|By John Newsom, News & Record, Greensboro, N.C.|
|McClatchy-Tribune Information Services|
On Sundays, she tended bar at an Irish pub near her family home in northern
She worked Mondays on an unpaid internship at a public relations firm in
Three days a week, Haarmann wrote marketing content about educational toys for a
She worked nights and weekends at a clothing store, where she was paid
"My parents instilled in me that I should be working all the time," said Haarmann, who graduated from
That was Haarmann's introduction to the post-graduation economy of 2009. Her story is not unusual.
In the wake of the worst economic downturn since the Great Depression, members of the collegiate graduating class of 2009 found themselves in a scramble for jobs -- a scramble they hadn't foreseen when they started college four years earlier.
Some, like Haarmann, moved home and cobbled together a series of part-time jobs to hold them over until they found careers. Others took refuge in graduate school, got jobs far below where they had hoped to start or didn't work at all.
The summer of 2009 "was the bottom of the recession,"
"It was the worst job prospects of any graduating class for 50, 60, 70 years."
When the class of 2009 entered college in the fall of 2005, the economy was roaring along.

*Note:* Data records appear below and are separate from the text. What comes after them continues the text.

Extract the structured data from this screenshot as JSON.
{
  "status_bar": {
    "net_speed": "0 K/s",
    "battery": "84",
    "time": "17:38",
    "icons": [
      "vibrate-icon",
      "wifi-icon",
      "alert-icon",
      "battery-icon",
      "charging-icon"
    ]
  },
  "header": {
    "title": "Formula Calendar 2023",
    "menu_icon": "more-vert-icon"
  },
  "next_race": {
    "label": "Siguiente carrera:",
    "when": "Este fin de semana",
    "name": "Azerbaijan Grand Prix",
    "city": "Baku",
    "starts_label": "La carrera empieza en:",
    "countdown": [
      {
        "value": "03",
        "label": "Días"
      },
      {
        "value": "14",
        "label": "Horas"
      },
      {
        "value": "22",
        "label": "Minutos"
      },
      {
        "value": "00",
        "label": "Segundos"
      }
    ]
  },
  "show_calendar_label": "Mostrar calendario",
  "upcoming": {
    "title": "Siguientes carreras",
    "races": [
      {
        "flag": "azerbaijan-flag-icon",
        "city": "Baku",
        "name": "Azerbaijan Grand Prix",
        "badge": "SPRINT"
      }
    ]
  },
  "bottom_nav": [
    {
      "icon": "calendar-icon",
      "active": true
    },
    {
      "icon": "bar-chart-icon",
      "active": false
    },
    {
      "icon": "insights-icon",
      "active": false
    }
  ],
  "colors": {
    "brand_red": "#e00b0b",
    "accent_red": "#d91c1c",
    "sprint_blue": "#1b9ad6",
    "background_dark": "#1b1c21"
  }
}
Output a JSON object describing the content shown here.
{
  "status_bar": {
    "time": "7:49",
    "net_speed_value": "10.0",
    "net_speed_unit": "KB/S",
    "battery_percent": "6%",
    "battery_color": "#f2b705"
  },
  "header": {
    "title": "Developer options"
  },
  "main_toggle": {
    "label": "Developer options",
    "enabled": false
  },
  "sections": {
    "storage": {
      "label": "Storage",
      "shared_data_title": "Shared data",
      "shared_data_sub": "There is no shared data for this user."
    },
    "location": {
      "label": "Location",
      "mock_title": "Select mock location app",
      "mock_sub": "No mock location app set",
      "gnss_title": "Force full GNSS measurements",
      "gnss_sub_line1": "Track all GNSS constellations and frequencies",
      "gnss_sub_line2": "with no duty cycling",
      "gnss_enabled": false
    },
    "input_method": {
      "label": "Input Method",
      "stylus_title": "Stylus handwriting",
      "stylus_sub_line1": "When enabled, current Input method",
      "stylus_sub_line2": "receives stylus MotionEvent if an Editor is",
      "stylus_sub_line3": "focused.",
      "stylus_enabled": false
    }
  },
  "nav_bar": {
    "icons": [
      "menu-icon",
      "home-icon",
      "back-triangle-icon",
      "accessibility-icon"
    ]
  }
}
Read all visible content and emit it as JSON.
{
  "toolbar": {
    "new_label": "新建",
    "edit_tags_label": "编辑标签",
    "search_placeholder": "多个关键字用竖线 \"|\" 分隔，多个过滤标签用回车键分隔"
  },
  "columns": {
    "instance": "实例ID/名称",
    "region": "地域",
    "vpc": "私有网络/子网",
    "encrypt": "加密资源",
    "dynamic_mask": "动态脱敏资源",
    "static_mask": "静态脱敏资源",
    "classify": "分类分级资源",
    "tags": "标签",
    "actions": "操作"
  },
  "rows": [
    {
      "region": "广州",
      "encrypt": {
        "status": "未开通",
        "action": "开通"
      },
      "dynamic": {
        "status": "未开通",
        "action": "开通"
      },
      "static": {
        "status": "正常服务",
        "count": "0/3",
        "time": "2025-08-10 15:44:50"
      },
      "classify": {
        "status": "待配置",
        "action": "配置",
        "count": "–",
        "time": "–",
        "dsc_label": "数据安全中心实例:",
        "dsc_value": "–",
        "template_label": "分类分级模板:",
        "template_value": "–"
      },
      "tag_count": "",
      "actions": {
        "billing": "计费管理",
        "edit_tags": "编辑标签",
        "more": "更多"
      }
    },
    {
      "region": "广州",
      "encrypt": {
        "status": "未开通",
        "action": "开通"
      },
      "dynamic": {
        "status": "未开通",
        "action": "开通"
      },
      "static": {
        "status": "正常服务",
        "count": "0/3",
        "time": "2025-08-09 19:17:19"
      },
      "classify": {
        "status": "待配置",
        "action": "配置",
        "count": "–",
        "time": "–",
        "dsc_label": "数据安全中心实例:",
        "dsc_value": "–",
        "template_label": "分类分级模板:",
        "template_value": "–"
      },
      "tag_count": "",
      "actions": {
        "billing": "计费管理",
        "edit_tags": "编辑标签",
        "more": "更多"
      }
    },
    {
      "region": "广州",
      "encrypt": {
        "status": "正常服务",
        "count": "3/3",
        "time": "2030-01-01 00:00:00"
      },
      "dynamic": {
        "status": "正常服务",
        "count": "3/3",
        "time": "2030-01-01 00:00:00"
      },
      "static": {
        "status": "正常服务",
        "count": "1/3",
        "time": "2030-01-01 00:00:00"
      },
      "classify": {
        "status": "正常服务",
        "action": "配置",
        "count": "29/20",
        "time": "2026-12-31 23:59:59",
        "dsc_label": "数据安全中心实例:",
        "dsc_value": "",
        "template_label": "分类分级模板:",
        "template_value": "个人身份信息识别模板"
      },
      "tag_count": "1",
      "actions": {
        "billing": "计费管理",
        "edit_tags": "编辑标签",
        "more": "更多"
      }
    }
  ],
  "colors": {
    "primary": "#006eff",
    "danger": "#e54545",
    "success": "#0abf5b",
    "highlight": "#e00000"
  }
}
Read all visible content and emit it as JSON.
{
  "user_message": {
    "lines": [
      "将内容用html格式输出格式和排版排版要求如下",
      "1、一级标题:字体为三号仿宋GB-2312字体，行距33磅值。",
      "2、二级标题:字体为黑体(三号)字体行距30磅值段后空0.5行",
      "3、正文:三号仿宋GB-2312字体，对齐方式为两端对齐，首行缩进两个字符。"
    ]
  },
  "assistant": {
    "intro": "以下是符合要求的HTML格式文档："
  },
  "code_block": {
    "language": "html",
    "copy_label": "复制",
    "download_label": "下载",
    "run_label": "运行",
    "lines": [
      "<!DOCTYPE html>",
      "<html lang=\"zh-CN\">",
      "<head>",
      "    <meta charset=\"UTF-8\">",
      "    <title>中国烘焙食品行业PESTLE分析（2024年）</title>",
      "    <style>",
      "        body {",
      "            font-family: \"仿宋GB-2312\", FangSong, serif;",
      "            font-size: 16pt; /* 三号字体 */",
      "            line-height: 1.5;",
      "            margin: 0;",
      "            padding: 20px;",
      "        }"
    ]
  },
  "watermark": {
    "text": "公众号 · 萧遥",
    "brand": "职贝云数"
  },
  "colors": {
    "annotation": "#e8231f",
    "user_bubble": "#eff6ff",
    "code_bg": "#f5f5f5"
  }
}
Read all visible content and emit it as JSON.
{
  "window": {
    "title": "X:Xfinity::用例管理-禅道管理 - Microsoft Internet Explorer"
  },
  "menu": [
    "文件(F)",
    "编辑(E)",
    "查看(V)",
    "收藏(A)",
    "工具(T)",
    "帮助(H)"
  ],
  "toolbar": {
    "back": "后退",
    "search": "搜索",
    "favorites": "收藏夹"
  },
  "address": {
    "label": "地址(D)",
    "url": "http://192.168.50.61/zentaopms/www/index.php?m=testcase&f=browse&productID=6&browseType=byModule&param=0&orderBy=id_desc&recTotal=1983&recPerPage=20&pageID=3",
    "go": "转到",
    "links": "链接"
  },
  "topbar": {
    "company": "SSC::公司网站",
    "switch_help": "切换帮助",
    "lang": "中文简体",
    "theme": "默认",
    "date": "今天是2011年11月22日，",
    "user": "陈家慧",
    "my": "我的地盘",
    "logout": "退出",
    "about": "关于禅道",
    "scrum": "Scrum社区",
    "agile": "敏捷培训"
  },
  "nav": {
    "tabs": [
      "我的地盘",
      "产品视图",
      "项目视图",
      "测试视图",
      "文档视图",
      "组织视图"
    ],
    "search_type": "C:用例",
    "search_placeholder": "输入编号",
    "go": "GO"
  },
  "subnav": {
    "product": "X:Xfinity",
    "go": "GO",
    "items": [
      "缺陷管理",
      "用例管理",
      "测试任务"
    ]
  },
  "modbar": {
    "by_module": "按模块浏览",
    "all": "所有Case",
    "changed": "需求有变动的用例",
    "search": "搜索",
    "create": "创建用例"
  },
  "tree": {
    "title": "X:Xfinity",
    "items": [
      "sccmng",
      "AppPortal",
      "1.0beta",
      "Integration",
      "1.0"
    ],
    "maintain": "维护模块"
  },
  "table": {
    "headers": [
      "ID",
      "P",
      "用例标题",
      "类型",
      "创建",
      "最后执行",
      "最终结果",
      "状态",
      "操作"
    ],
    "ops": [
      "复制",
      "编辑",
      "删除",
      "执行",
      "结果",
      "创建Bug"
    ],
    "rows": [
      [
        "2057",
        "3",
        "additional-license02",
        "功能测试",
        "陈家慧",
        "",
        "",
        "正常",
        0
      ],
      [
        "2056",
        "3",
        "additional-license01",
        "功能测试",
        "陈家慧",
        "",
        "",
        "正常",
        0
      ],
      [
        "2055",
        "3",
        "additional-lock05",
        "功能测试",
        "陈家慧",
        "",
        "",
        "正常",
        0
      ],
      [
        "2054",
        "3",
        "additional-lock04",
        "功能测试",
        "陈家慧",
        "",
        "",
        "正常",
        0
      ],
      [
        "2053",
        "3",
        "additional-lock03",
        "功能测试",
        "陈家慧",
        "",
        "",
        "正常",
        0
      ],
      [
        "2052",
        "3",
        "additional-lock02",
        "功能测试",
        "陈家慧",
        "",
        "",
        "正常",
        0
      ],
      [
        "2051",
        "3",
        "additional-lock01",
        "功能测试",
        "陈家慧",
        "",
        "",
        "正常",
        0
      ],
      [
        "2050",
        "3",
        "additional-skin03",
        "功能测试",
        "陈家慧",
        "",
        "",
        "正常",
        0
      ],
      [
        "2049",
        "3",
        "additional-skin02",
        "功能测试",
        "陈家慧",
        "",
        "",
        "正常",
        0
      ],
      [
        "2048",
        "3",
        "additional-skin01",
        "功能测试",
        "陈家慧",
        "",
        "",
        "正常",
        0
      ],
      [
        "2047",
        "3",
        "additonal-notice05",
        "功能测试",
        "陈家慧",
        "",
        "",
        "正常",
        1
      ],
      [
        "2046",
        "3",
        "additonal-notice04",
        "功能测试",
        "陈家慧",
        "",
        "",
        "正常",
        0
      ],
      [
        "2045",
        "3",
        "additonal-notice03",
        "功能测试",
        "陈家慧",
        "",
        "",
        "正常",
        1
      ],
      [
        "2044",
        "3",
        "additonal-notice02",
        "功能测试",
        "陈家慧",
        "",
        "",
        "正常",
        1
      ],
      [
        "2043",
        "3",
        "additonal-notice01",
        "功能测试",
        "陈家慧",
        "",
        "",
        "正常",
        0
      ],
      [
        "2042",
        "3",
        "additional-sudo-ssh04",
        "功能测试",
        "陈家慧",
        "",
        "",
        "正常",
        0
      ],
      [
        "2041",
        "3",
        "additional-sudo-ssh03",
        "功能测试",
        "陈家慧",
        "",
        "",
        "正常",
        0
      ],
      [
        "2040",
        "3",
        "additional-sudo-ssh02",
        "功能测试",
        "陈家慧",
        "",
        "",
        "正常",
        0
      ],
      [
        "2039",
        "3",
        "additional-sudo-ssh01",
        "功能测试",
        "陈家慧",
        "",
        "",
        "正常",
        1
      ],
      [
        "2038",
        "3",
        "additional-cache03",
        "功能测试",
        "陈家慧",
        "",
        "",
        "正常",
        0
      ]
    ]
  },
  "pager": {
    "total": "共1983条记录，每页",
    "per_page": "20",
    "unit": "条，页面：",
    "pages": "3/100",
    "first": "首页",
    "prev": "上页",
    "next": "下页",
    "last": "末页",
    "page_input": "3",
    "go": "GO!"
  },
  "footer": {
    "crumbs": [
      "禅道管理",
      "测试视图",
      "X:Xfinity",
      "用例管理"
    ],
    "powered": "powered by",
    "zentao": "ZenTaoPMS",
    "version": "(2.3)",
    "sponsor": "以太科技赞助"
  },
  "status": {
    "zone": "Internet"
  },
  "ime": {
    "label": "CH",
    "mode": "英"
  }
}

The national unemployment rate was down around 5 percent, which was close to full employment. Interest rates on 30-year home loans hovered at a very reasonable 6 percent. Inflation was nearly non-existent, gross domestic product surged by a healthy 3.1 percent and the Dow Jones Industrial Average remained about 10,000 for the entire year as it romped toward its eventual peak of 14,000.
But as college students across the county worked toward a graduation date of
The overheated U.S. housing bubble popped in 2007, and the banking, insurance and financial industries -- which traditionally hired legions of new college graduates -- deflated along with it.
The country's recession officially started in
The fallout was ugly.
Foreclosures soared, oil prices spiked and Americans stopped spending money. By spring break of 2009, the stock market had fallen below 7,000 -- less than half of what it had been a year and a half earlier.
Worse for the class of 2009, companies stopped hiring. By the time class members picked up their degrees, the nation's unemployment rate had hit 9 percent on its way to 10, and the American economy was well on its way to losing nearly 9 million jobs.